▸ **Exercise instructions**: Only the pictures are dropped. Restate each line below word for word.

▸ **Data excerpts**:
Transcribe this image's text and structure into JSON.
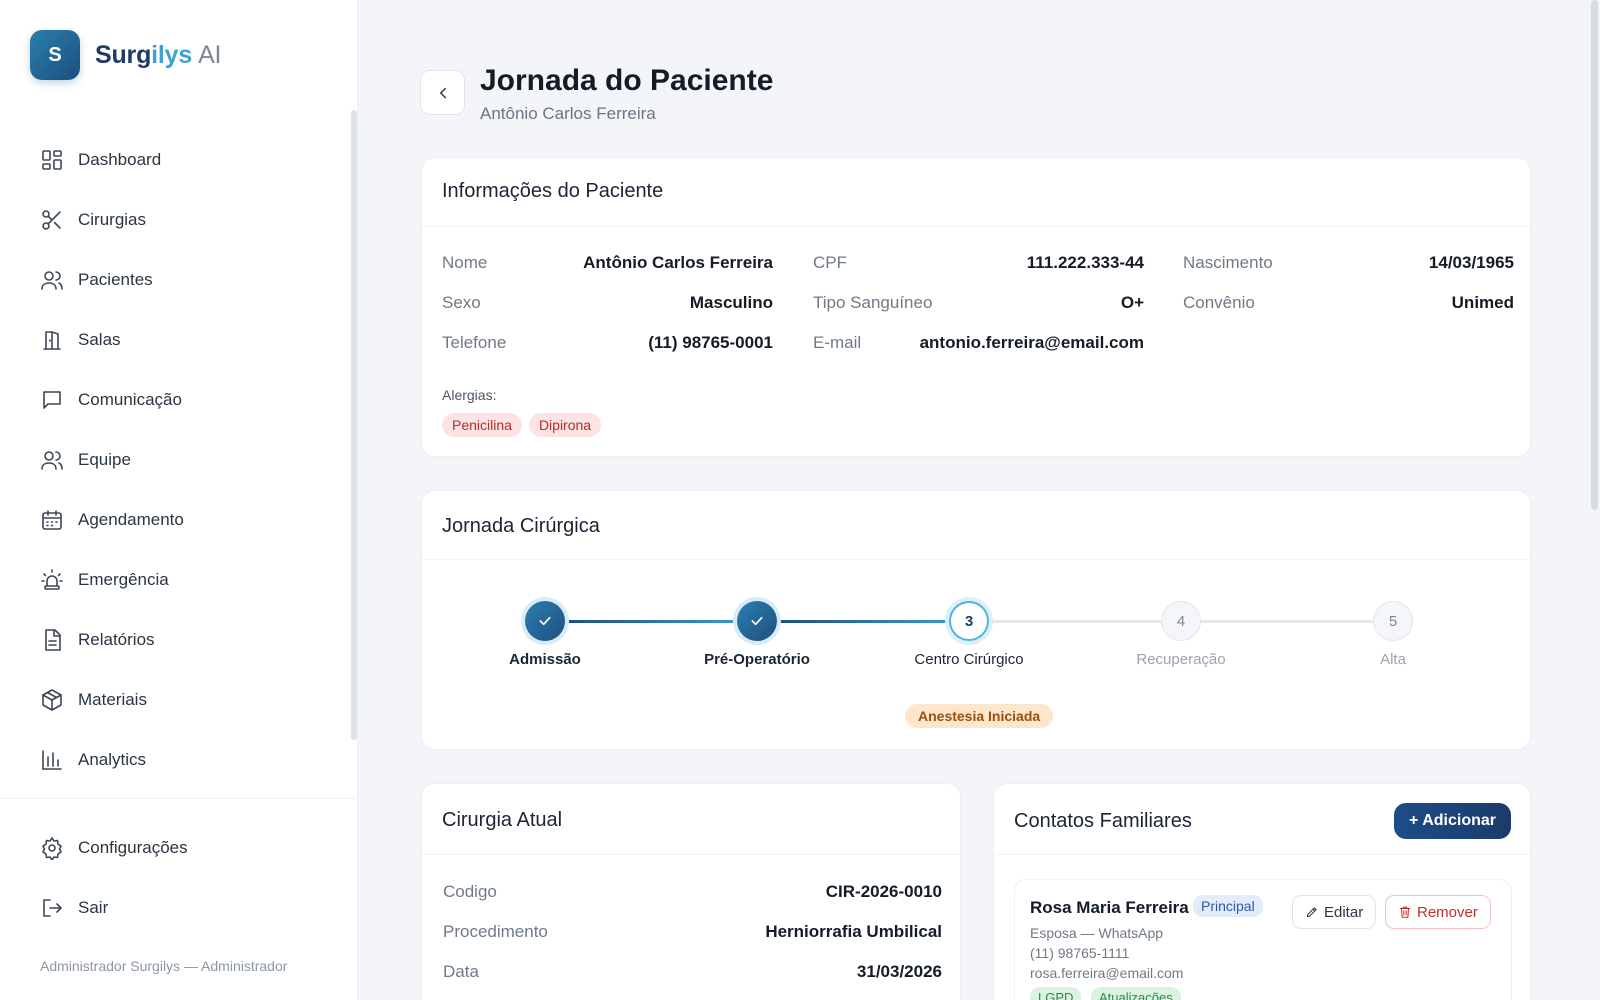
{
  "app": {
    "logo_letter": "S",
    "name_part1": "Surg",
    "name_part2": "ilys",
    "name_part3": "AI"
  },
  "sidebar": {
    "items": [
      {
        "label": "Dashboard",
        "icon": "grid-icon"
      },
      {
        "label": "Cirurgias",
        "icon": "scissors-icon"
      },
      {
        "label": "Pacientes",
        "icon": "users-icon"
      },
      {
        "label": "Salas",
        "icon": "door-icon"
      },
      {
        "label": "Comunicação",
        "icon": "chat-icon"
      },
      {
        "label": "Equipe",
        "icon": "team-icon"
      },
      {
        "label": "Agendamento",
        "icon": "calendar-icon"
      },
      {
        "label": "Emergência",
        "icon": "siren-icon"
      },
      {
        "label": "Relatórios",
        "icon": "document-icon"
      },
      {
        "label": "Materiais",
        "icon": "box-icon"
      },
      {
        "label": "Analytics",
        "icon": "bar-chart-icon"
      }
    ],
    "bottom": [
      {
        "label": "Configurações",
        "icon": "gear-icon"
      },
      {
        "label": "Sair",
        "icon": "logout-icon"
      }
    ],
    "footer": "Administrador Surgilys — Administrador"
  },
  "header": {
    "title": "Jornada do Paciente",
    "subtitle": "Antônio Carlos Ferreira"
  },
  "patient_info": {
    "title": "Informações do Paciente",
    "rows": [
      [
        {
          "key": "Nome",
          "value": "Antônio Carlos Ferreira"
        },
        {
          "key": "CPF",
          "value": "111.222.333-44"
        },
        {
          "key": "Nascimento",
          "value": "14/03/1965"
        }
      ],
      [
        {
          "key": "Sexo",
          "value": "Masculino"
        },
        {
          "key": "Tipo Sanguíneo",
          "value": "O+"
        },
        {
          "key": "Convênio",
          "value": "Unimed"
        }
      ],
      [
        {
          "key": "Telefone",
          "value": "(11) 98765-0001"
        },
        {
          "key": "E-mail",
          "value": "antonio.ferreira@email.com"
        }
      ]
    ],
    "allergies_label": "Alergias:",
    "allergies": [
      "Penicilina",
      "Dipirona"
    ]
  },
  "journey": {
    "title": "Jornada Cirúrgica",
    "steps": [
      {
        "number": "1",
        "label": "Admissão",
        "state": "done"
      },
      {
        "number": "2",
        "label": "Pré-Operatório",
        "state": "done"
      },
      {
        "number": "3",
        "label": "Centro Cirúrgico",
        "state": "active"
      },
      {
        "number": "4",
        "label": "Recuperação",
        "state": "pending"
      },
      {
        "number": "5",
        "label": "Alta",
        "state": "pending"
      }
    ],
    "status": "Anestesia Iniciada",
    "colors": {
      "done": "#1e4f7e",
      "active": "#52b3e3",
      "pending": "#e2e6eb",
      "status_bg": "#fde7cc"
    }
  },
  "surgery": {
    "title": "Cirurgia Atual",
    "fields": [
      {
        "key": "Codigo",
        "value": "CIR-2026-0010"
      },
      {
        "key": "Procedimento",
        "value": "Herniorrafia Umbilical"
      },
      {
        "key": "Data",
        "value": "31/03/2026"
      }
    ]
  },
  "family": {
    "title": "Contatos Familiares",
    "add_label": "+ Adicionar",
    "contacts": [
      {
        "name": "Rosa Maria Ferreira",
        "badge": "Principal",
        "relation": "Esposa — WhatsApp",
        "phone": "(11) 98765-1111",
        "email": "rosa.ferreira@email.com",
        "edit_label": "Editar",
        "remove_label": "Remover",
        "tags": [
          "LGPD",
          "Atualizações"
        ]
      }
    ]
  }
}
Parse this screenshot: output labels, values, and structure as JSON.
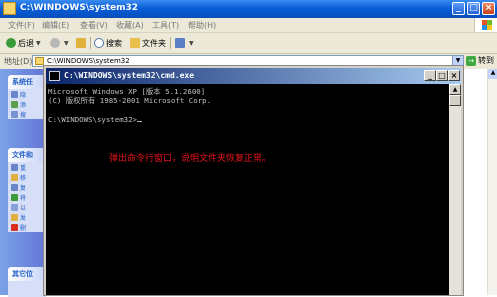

▸ **Answer**:
Transcribe this image's text and structure into JSON.
{
  "app": {
    "logo_letter": "S",
    "name_part1": "Surg",
    "name_part2": "ilys",
    "name_part3": "AI"
  },
  "sidebar": {
    "items": [
      {
        "label": "Dashboard",
        "icon": "grid-icon"
      },
      {
        "label": "Cirurgias",
        "icon": "scissors-icon"
      },
      {
        "label": "Pacientes",
        "icon": "users-icon"
      },
      {
        "label": "Salas",
        "icon": "door-icon"
      },
      {
        "label": "Comunicação",
        "icon": "chat-icon"
      },
      {
        "label": "Equipe",
        "icon": "team-icon"
      },
      {
        "label": "Agendamento",
        "icon": "calendar-icon"
      },
      {
        "label": "Emergência",
        "icon": "siren-icon"
      },
      {
        "label": "Relatórios",
        "icon": "document-icon"
      },
      {
        "label": "Materiais",
        "icon": "box-icon"
      },
      {
        "label": "Analytics",
        "icon": "bar-chart-icon"
      }
    ],
    "bottom": [
      {
        "label": "Configurações",
        "icon": "gear-icon"
      },
      {
        "label": "Sair",
        "icon": "logout-icon"
      }
    ],
    "footer": "Administrador Surgilys — Administrador"
  },
  "header": {
    "title": "Jornada do Paciente",
    "subtitle": "Antônio Carlos Ferreira"
  },
  "patient_info": {
    "title": "Informações do Paciente",
    "rows": [
      [
        {
          "key": "Nome",
          "value": "Antônio Carlos Ferreira"
        },
        {
          "key": "CPF",
          "value": "111.222.333-44"
        },
        {
          "key": "Nascimento",
          "value": "14/03/1965"
        }
      ],
      [
        {
          "key": "Sexo",
          "value": "Masculino"
        },
        {
          "key": "Tipo Sanguíneo",
          "value": "O+"
        },
        {
          "key": "Convênio",
          "value": "Unimed"
        }
      ],
      [
        {
          "key": "Telefone",
          "value": "(11) 98765-0001"
        },
        {
          "key": "E-mail",
          "value": "antonio.ferreira@email.com"
        }
      ]
    ],
    "allergies_label": "Alergias:",
    "allergies": [
      "Penicilina",
      "Dipirona"
    ]
  },
  "journey": {
    "title": "Jornada Cirúrgica",
    "steps": [
      {
        "number": "1",
        "label": "Admissão",
        "state": "done"
      },
      {
        "number": "2",
        "label": "Pré-Operatório",
        "state": "done"
      },
      {
        "number": "3",
        "label": "Centro Cirúrgico",
        "state": "active"
      },
      {
        "number": "4",
        "label": "Recuperação",
        "state": "pending"
      },
      {
        "number": "5",
        "label": "Alta",
        "state": "pending"
      }
    ],
    "status": "Anestesia Iniciada",
    "colors": {
      "done": "#1e4f7e",
      "active": "#52b3e3",
      "pending": "#e2e6eb",
      "status_bg": "#fde7cc"
    }
  },
  "surgery": {
    "title": "Cirurgia Atual",
    "fields": [
      {
        "key": "Codigo",
        "value": "CIR-2026-0010"
      },
      {
        "key": "Procedimento",
        "value": "Herniorrafia Umbilical"
      },
      {
        "key": "Data",
        "value": "31/03/2026"
      }
    ]
  },
  "family": {
    "title": "Contatos Familiares",
    "add_label": "+ Adicionar",
    "contacts": [
      {
        "name": "Rosa Maria Ferreira",
        "badge": "Principal",
        "relation": "Esposa — WhatsApp",
        "phone": "(11) 98765-1111",
        "email": "rosa.ferreira@email.com",
        "edit_label": "Editar",
        "remove_label": "Remover",
        "tags": [
          "LGPD",
          "Atualizações"
        ]
      }
    ]
  }
}
Parse this screenshot: output labels, values, and structure as JSON.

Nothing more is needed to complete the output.